_What you have to do_
Working line by line, output the entries below exactly as they appear.

_Data extract_
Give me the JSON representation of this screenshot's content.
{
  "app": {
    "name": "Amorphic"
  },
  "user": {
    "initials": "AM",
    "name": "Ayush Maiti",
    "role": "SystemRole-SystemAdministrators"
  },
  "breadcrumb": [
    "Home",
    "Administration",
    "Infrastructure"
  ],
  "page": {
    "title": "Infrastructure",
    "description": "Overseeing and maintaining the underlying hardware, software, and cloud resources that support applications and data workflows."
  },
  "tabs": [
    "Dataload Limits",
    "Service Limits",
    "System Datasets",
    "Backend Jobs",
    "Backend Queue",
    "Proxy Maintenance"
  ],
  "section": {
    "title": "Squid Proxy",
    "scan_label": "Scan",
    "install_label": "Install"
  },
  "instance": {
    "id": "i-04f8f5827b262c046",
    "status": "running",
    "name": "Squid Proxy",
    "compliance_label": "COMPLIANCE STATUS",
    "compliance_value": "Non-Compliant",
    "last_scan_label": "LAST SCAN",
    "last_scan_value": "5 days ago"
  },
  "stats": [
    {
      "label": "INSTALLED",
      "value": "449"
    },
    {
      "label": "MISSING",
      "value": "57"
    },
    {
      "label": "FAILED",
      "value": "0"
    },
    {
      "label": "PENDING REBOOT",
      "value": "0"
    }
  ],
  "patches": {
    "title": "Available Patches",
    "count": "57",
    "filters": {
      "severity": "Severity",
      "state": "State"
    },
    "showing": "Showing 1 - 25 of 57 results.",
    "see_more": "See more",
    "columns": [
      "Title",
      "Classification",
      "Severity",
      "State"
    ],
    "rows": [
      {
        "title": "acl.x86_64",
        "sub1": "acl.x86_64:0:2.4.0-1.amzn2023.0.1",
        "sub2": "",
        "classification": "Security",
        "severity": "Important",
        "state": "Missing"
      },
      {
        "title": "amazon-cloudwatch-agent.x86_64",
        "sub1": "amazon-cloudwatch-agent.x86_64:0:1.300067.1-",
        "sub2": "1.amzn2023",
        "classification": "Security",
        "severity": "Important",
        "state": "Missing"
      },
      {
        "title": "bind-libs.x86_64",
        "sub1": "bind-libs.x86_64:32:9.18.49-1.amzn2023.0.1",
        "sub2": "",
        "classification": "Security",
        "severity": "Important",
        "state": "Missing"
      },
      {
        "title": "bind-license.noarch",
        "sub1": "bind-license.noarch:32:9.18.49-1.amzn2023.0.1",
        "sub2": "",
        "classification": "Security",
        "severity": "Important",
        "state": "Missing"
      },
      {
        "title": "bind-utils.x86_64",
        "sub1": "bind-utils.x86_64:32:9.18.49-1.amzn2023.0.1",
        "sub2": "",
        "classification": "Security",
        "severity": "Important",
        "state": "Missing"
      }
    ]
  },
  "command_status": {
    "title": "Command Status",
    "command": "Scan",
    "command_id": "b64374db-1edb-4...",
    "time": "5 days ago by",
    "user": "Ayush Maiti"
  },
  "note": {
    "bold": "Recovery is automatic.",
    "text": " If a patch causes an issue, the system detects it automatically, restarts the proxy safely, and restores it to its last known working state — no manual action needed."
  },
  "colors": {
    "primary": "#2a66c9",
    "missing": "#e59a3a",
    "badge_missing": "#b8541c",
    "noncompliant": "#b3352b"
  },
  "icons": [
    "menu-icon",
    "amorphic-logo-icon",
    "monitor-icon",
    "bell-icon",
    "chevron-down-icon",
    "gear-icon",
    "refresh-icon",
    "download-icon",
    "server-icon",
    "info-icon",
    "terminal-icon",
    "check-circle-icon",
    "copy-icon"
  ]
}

_Worked solution_
Give me the JSON representation of this screenshot's content.
{
  "app": {
    "name": "Amorphic"
  },
  "user": {
    "initials": "AM",
    "name": "Ayush Maiti",
    "role": "SystemRole-SystemAdministrators"
  },
  "breadcrumb": [
    "Home",
    "Administration",
    "Infrastructure"
  ],
  "page": {
    "title": "Infrastructure",
    "description": "Overseeing and maintaining the underlying hardware, software, and cloud resources that support applications and data workflows."
  },
  "tabs": [
    "Dataload Limits",
    "Service Limits",
    "System Datasets",
    "Backend Jobs",
    "Backend Queue",
    "Proxy Maintenance"
  ],
  "section": {
    "title": "Squid Proxy",
    "scan_label": "Scan",
    "install_label": "Install"
  },
  "instance": {
    "id": "i-04f8f5827b262c046",
    "status": "running",
    "name": "Squid Proxy",
    "compliance_label": "COMPLIANCE STATUS",
    "compliance_value": "Non-Compliant",
    "last_scan_label": "LAST SCAN",
    "last_scan_value": "5 days ago"
  },
  "stats": [
    {
      "label": "INSTALLED",
      "value": "449"
    },
    {
      "label": "MISSING",
      "value": "57"
    },
    {
      "label": "FAILED",
      "value": "0"
    },
    {
      "label": "PENDING REBOOT",
      "value": "0"
    }
  ],
  "patches": {
    "title": "Available Patches",
    "count": "57",
    "filters": {
      "severity": "Severity",
      "state": "State"
    },
    "showing": "Showing 1 - 25 of 57 results.",
    "see_more": "See more",
    "columns": [
      "Title",
      "Classification",
      "Severity",
      "State"
    ],
    "rows": [
      {
        "title": "acl.x86_64",
        "sub1": "acl.x86_64:0:2.4.0-1.amzn2023.0.1",
        "sub2": "",
        "classification": "Security",
        "severity": "Important",
        "state": "Missing"
      },
      {
        "title": "amazon-cloudwatch-agent.x86_64",
        "sub1": "amazon-cloudwatch-agent.x86_64:0:1.300067.1-",
        "sub2": "1.amzn2023",
        "classification": "Security",
        "severity": "Important",
        "state": "Missing"
      },
      {
        "title": "bind-libs.x86_64",
        "sub1": "bind-libs.x86_64:32:9.18.49-1.amzn2023.0.1",
        "sub2": "",
        "classification": "Security",
        "severity": "Important",
        "state": "Missing"
      },
      {
        "title": "bind-license.noarch",
        "sub1": "bind-license.noarch:32:9.18.49-1.amzn2023.0.1",
        "sub2": "",
        "classification": "Security",
        "severity": "Important",
        "state": "Missing"
      },
      {
        "title": "bind-utils.x86_64",
        "sub1": "bind-utils.x86_64:32:9.18.49-1.amzn2023.0.1",
        "sub2": "",
        "classification": "Security",
        "severity": "Important",
        "state": "Missing"
      }
    ]
  },
  "command_status": {
    "title": "Command Status",
    "command": "Scan",
    "command_id": "b64374db-1edb-4...",
    "time": "5 days ago by",
    "user": "Ayush Maiti"
  },
  "note": {
    "bold": "Recovery is automatic.",
    "text": " If a patch causes an issue, the system detects it automatically, restarts the proxy safely, and restores it to its last known working state — no manual action needed."
  },
  "colors": {
    "primary": "#2a66c9",
    "missing": "#e59a3a",
    "badge_missing": "#b8541c",
    "noncompliant": "#b3352b"
  },
  "icons": [
    "menu-icon",
    "amorphic-logo-icon",
    "monitor-icon",
    "bell-icon",
    "chevron-down-icon",
    "gear-icon",
    "refresh-icon",
    "download-icon",
    "server-icon",
    "info-icon",
    "terminal-icon",
    "check-circle-icon",
    "copy-icon"
  ]
}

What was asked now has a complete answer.